Recently, Top Gear’s executive producer Andy Wilman responded to the suit in a blog post on the show’s website, providing a detailed counterpoint to each claim.
He starts with the Roadster’s range, claiming the show never refuted the company’s advertised range of 211 miles, but instead boasted a short 55-mile range based on hard track use. He points out that Tesla engineers back in California confirmed their calculations. And when the engine overheated from their testing, Wilman says the show stated the car had “reduced power” while Tesla maintains that they said it was “completely immobilized.” Lastly, Tesla claims that Top Gear lied when they stated the brakes were broken.
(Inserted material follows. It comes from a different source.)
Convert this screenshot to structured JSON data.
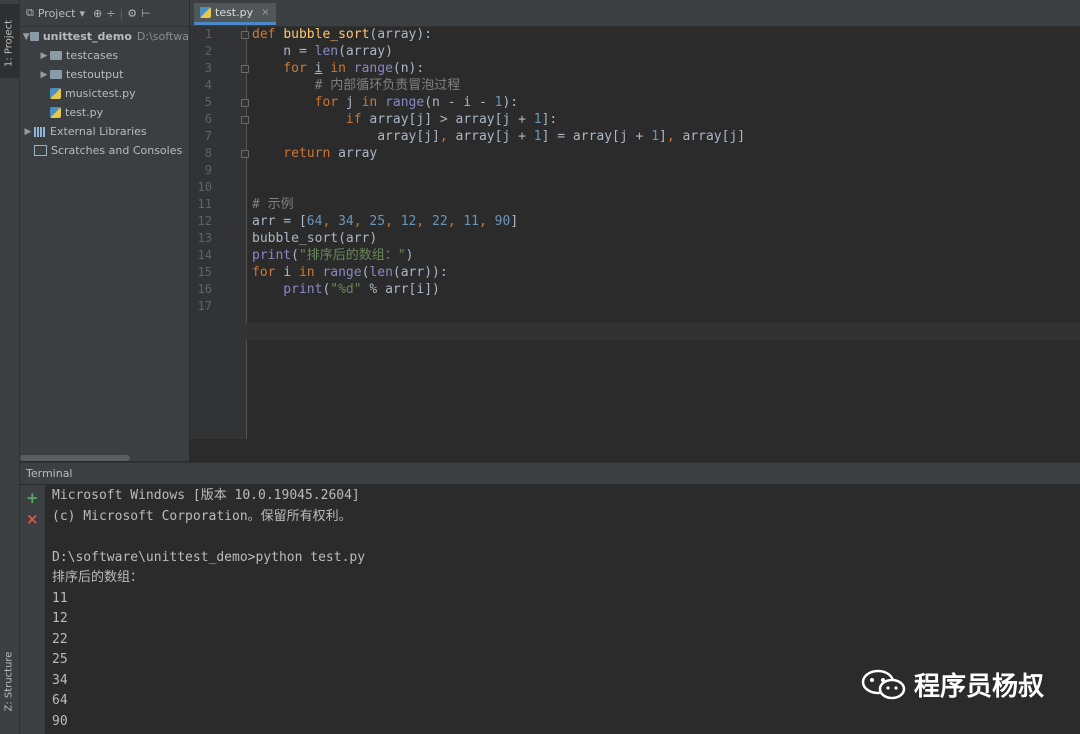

Though a failed vacuum pump fuse required the driver to push the brake pedal harder than normal, the brakes were still operable. Wilman argues that broken is broken, especially if something requires a visit to the shop for repair.
Wilman says the BBC normally stays quiet while preparing their defense for court, but took the unprecedented step of fighting back since Tesla is “being quite noisy with their views” of the show’s conduct.
Shortly after Wilman issued his take on the matter, Tesla issued its own response.
“Mr. Wilman seems to want Top Gear to be judged neither by what it says, nor by what it does,” corporate representatives wrote on Tesla’s official website. “Top Gear needs to provide its viewers, and Tesla, straightforward answers to these questions.”
Tesla insists it “wants people to know the truth, and correct the public’s misperceptions” of its electric two-seater. Since the episode first aired on December 14, 2008, it has been re-broadcasted on both the BBC, syndication, and several dozen websites. Tesla wants the episode to disappear for good, and is banking on the courts to agree.
At this point, it seems the only point both sides can agree on is this may prove to be a lengthy legal argument…
Source: Tesla, Top Gear
With the imminent launch of the Model S, Tesla have decided to expand their showroom network, with the addition of a 22nd one, in White Plains, New York.
It will definitely not sell as well as on the sunny West Coast, but it’s a good addition for those who would have ordered their cars from the other side of the country – this makes things much easier for them.
This is not the only addition to their line-up of showrooms, with four others planned to be opened this summer, in Santa Monica – California, Scottsdale – Arizona, Portland – Oregon and Miami Beach – Florida.
With the Model S being such a genuinely interesting proposition and alternative to the mainstream mid-sized sedans, we think it will sell very well, and with the addition of the new showrooms, the future looks bright, for Tesla.